EXERCISE OBJECTIVE:
Find all lines below containing the string "velocidad" and return them.

SUPPLIED RECORDS:
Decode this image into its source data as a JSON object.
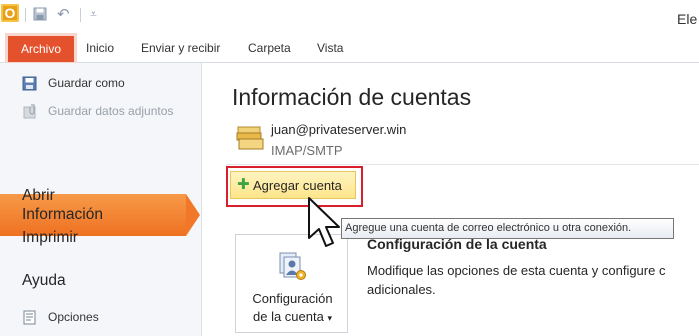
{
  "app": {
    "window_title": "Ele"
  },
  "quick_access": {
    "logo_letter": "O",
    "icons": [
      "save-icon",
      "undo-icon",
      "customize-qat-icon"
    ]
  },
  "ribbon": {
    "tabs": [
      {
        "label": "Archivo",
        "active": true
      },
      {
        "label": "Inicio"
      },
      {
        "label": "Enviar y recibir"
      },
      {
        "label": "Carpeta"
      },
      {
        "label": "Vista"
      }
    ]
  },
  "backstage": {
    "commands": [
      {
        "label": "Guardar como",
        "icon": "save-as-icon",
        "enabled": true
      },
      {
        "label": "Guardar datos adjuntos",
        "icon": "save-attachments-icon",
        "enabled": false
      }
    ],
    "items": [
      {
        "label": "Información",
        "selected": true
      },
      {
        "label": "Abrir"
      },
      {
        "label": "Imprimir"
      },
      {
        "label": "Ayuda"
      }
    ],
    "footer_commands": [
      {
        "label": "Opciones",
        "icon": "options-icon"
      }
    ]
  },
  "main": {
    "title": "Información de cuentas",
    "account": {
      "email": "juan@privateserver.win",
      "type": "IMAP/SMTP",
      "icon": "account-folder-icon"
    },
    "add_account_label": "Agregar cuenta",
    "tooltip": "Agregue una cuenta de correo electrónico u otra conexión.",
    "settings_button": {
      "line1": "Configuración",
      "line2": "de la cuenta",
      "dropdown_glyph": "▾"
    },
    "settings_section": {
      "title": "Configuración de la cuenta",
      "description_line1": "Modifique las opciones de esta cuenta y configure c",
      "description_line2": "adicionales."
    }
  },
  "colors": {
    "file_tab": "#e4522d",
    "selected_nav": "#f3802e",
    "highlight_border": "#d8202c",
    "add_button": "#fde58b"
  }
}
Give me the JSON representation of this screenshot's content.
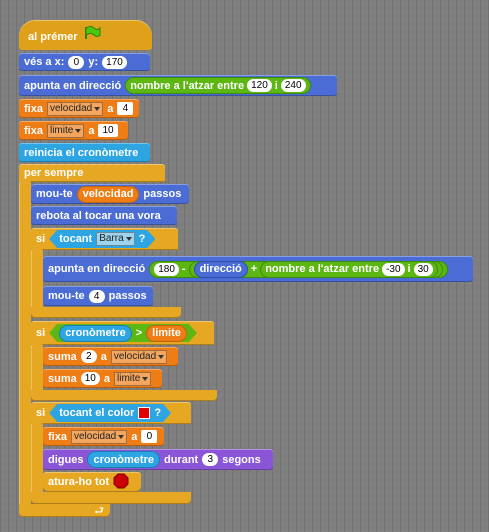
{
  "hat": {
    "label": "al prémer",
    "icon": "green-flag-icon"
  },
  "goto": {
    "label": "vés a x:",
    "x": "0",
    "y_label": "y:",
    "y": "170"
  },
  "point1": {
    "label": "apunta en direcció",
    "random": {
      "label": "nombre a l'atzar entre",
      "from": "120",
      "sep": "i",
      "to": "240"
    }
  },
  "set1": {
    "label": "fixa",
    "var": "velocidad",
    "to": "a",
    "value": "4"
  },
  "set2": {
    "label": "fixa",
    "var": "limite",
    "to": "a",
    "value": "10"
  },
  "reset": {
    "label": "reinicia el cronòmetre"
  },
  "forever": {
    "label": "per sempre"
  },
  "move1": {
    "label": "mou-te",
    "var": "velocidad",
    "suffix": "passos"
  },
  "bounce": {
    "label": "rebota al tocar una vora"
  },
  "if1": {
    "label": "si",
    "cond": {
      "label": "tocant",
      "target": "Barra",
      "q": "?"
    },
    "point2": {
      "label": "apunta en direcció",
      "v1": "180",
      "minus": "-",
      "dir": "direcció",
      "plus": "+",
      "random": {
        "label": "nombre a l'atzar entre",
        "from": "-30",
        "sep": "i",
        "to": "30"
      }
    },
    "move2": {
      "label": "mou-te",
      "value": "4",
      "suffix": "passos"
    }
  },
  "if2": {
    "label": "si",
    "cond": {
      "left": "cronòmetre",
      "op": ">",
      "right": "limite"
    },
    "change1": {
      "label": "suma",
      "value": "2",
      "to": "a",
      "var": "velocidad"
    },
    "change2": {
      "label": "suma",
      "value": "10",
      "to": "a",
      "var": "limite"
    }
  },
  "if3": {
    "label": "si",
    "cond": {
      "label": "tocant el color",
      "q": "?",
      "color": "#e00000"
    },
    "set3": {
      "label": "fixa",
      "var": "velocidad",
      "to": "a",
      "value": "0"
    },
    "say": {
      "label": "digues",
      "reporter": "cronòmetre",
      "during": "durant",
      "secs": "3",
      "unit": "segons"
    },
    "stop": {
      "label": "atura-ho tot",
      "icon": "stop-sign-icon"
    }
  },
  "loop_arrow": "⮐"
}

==

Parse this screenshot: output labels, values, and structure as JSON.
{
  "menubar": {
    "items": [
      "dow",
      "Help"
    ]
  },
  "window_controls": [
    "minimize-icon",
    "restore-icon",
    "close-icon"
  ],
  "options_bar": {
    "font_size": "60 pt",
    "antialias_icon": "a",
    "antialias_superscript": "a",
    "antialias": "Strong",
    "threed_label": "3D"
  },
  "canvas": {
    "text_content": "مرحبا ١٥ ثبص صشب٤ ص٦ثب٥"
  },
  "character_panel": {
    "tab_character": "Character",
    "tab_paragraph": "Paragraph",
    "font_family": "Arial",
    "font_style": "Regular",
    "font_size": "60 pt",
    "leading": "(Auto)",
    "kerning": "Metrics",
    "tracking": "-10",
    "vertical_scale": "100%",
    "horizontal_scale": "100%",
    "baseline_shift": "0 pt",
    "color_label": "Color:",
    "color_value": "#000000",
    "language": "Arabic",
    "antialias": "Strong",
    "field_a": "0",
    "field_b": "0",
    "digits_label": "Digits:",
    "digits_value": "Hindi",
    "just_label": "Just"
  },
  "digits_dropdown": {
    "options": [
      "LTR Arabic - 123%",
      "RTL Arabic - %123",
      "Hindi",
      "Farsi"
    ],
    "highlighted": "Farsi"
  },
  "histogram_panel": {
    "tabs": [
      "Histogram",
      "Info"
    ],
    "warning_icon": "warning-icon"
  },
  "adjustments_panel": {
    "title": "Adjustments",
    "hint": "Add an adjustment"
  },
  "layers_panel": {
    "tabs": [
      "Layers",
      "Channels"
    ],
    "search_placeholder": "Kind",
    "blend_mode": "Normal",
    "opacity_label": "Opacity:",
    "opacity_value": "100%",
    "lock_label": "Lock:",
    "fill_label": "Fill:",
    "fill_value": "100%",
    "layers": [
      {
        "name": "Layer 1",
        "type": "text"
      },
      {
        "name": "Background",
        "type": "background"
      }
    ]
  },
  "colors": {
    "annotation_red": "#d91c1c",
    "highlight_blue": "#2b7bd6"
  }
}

THE COMPLETED TASK:
    "var": "velocidad",
    "var": "velocidad",
      "var": "velocidad"
      "var": "velocidad",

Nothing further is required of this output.